So to get around the international trade and currency exchange game, China bends the rules. The People’s Bank of China takes the extra dollars and neutralizes them by buying a dollar-denomenated asset, most often some sort of interest-bearing investment instrument, like U.S. Treasuries.
This keeps the yuan from rising and the dollar from falling.
This is known as “neutralizing” or “sterilizing” excess currency inflows. The funny thing is that the U.S. was doing the same thing by sterilizing excess gold inflows all through the 1920s to keep the dollar artificially low and exports up, and it was one of the major factors that contributed to the Great Depression.
So if the People’s Bank of China used excess dollars to buy U.S. Treasuries, and didn’t buy the yuan on the Forex to sell to the businessman’s local bank, where did the People’s Bank of China get the yuan?
Answer: China creates it!
During recent years, the U.S.’s current account deficit has been financed primarily by money created by the central banks of other countries, in particular China.
Therefore, it is not a matter of the United States using up all the rest of the world’s savings to fund its deficit. It is a matter of the deficit being financed by the central banks of the United States’ trading partners, and, for their part, Asian central banks in particular have consistently demonstrated their ability and willingness to create money in order to finance the U.S.’s current account deficit.
So China is now sterilizing excess currently inflows just like the United States did in the 1920s. But why hasn’t China fallen into a depression like the U.S. did when it played the sterilization game?
Because China has added a little twist.
In the 1920s, Europe paid for U.S. imports with gold, and the Federal Reserve would cheat gold by locking it away instead of expanding the currency supply to match, thereby preventing the commensurate inflation it would have caused, keeping the price of U.S. goods low, and insuring a continuing trade surplus.
This was hugely deflationary.
As the rest of the world bought cheap American goods, gold would just disappear into the black hole of the Federal Reserve and the world money supply would contract.
And when currency contracts, deflation ensues.
When China sterilizes excess currency inflows, however, it’s extremely inflationary.
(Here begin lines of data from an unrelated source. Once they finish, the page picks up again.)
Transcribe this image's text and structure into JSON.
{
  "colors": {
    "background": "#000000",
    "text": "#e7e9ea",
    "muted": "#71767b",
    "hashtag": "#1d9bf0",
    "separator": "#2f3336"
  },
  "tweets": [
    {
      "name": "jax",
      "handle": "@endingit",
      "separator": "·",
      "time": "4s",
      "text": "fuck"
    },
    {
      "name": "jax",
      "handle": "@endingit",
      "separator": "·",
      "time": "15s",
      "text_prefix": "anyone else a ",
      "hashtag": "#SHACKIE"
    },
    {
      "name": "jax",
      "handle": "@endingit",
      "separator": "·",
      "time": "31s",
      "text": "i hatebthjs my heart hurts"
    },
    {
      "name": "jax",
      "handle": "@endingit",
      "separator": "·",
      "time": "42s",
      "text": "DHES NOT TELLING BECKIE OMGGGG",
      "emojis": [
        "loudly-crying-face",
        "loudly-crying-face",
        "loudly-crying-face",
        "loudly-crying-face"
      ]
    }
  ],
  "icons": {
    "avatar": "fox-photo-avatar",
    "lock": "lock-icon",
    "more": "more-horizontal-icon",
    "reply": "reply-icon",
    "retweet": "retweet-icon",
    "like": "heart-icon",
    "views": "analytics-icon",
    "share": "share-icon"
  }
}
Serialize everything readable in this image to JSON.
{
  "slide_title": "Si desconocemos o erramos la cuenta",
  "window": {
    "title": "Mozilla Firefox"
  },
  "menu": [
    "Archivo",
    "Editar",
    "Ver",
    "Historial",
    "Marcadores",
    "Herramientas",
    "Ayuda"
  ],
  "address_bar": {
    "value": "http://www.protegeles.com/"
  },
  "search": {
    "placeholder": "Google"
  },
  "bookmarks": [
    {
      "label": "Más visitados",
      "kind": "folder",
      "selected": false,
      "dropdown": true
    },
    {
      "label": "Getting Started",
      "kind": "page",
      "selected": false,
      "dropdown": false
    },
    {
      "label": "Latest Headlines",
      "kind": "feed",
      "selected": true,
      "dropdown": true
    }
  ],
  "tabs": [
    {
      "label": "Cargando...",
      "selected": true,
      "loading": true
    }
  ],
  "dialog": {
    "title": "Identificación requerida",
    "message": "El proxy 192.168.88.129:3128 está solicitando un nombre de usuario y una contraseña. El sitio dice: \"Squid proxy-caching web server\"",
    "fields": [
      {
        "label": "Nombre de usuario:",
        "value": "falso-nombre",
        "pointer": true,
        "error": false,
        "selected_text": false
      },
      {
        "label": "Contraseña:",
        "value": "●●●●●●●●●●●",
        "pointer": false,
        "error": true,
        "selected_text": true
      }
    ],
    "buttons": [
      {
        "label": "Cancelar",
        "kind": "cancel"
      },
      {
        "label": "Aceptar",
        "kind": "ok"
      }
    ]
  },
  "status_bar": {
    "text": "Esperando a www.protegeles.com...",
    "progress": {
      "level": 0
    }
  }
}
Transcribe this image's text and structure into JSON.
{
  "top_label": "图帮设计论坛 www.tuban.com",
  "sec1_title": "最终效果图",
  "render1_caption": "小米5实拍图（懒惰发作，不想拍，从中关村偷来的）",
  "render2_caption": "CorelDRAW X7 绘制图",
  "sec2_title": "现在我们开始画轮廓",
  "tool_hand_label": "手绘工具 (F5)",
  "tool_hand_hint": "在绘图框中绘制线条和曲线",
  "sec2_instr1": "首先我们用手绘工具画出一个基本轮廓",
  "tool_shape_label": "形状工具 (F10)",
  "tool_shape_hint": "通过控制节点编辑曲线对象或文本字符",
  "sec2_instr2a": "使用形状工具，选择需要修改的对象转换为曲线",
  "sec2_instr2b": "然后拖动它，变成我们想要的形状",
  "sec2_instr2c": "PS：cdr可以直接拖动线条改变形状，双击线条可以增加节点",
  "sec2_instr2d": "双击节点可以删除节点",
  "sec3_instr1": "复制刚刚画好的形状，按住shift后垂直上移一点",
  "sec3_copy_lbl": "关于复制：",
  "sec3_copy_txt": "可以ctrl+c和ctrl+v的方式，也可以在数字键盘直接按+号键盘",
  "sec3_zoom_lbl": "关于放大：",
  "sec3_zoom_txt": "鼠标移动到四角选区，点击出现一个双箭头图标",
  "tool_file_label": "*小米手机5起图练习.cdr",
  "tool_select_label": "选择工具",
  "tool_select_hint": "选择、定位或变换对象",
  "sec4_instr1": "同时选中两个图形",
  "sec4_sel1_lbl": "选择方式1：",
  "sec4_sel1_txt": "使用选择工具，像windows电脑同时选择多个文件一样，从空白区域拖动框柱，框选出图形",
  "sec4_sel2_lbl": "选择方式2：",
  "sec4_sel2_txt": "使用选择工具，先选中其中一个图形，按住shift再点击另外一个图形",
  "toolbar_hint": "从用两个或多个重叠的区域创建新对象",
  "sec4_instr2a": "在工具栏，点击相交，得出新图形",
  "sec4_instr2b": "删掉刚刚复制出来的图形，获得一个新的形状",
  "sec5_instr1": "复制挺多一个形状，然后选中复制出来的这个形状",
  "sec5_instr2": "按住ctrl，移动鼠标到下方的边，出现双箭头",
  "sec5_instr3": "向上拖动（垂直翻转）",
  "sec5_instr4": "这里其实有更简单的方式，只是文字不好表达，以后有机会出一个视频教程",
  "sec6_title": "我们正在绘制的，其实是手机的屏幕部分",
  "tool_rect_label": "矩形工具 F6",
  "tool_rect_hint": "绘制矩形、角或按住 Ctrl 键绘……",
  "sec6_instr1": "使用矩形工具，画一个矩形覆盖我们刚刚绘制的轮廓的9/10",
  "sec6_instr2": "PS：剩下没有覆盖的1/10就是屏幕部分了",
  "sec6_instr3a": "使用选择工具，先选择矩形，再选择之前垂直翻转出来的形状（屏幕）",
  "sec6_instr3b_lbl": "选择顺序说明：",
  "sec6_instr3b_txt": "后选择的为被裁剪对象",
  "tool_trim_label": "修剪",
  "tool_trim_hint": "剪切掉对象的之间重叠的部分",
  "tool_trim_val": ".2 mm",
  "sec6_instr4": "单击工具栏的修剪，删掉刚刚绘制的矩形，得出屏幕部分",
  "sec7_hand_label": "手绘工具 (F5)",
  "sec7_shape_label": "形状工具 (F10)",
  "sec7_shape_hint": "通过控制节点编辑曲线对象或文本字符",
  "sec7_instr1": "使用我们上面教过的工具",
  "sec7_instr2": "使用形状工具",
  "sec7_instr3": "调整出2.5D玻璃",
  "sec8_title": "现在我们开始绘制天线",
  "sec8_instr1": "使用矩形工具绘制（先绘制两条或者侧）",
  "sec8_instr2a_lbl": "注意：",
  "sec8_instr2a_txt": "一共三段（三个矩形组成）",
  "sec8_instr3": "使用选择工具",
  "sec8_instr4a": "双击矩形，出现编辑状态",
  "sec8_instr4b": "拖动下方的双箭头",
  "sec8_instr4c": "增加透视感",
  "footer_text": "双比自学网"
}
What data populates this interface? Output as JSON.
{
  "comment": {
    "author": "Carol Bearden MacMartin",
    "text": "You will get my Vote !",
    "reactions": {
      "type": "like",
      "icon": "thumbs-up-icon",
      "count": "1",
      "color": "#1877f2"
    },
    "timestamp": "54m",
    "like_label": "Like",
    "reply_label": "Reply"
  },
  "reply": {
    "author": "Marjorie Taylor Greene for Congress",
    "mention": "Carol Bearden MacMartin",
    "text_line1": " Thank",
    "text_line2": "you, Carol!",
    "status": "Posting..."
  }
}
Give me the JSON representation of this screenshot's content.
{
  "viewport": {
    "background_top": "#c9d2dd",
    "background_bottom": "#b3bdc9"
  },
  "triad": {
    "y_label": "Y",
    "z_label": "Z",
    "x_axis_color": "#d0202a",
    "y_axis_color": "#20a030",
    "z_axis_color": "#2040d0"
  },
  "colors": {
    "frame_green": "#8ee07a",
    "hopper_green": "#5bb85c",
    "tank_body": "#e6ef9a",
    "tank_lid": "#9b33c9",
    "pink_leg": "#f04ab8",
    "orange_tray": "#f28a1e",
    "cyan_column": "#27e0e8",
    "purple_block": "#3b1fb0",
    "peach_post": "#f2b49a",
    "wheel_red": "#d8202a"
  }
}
For every excess dollar that China neutralizes by buying U.S. Treasuries, the People’s Bank of China has to conjure up a commensurate amount of yuan out of thin air.
As a result of all the currency games being played by China (and other countries), the total U.S. deficit has grown to over $7 trillion since the dollar was taken off the gold standard by President Nixon in 1971. These deficits are sustained by fiat currency from other central banks around the world.
All the while, these foreign banks are hoarding ever increasing amounts of U.S. debt (in the form of Treasuries) and artificially propping up the value of the dollar.
Much of our debt cannot be repaid, and if our trade partners begin to dump U.S. Treasuries on the world markets, the whole credit bubble will implode, resulting in a worldwide depression.
The longer governments and central banks try to cheat the free markets, the greater the pain will be when the correction occurs. Remember, in the end, fixed markets lose, and free markets always win.
I believe that inflation has slowed in China due to fears about deflation. When those fears fade, inflation picks up again and China will sell dollars to save its currency. This hyperinflation in China combined with the crashing value of the dollar will cause most fiat currencies to lose all value and will spell the end of the world's paper based currency system.